◆ DATA IN THIS EXERCISE

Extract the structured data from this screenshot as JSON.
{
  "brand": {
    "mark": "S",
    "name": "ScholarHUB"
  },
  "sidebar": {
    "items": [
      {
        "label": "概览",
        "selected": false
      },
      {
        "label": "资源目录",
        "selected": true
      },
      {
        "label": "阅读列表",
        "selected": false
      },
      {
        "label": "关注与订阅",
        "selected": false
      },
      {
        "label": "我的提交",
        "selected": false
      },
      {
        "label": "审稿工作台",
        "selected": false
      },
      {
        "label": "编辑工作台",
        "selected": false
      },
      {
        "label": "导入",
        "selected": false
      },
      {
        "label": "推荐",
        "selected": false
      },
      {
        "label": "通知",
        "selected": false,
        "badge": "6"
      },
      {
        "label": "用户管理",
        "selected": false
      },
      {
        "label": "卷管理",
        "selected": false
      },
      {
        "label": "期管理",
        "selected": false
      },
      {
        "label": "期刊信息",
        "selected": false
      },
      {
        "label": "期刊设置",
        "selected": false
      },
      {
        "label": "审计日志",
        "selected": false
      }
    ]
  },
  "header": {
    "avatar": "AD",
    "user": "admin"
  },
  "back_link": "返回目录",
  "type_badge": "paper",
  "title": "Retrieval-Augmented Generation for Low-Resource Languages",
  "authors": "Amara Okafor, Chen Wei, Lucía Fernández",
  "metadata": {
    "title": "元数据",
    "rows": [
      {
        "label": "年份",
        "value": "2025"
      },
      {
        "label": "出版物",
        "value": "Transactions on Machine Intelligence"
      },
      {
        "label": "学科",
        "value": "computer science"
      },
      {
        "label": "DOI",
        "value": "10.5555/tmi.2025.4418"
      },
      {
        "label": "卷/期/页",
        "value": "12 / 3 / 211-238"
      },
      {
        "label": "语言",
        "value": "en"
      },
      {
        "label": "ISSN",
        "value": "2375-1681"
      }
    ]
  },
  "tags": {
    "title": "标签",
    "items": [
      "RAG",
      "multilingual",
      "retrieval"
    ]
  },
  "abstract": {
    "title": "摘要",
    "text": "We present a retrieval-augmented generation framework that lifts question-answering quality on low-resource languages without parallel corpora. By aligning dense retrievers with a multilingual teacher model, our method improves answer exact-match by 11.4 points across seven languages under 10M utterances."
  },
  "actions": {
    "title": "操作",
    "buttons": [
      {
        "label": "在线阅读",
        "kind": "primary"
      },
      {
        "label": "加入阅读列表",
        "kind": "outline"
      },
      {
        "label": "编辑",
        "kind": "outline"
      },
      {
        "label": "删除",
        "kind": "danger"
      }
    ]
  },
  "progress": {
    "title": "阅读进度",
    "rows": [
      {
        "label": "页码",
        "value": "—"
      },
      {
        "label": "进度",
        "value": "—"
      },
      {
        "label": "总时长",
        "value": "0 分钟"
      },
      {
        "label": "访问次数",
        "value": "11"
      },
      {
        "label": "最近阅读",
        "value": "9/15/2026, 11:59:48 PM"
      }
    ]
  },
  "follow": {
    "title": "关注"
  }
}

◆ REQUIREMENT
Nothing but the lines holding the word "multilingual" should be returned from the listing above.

◆ SOLUTION BELOW
      "multilingual",
    "text": "We present a retrieval-augmented generation framework that lifts question-answering quality on low-resource languages without parallel corpora. By aligning dense retrievers with a multilingual teacher model, our method improves answer exact-match by 11.4 points across seven languages under 10M utterances."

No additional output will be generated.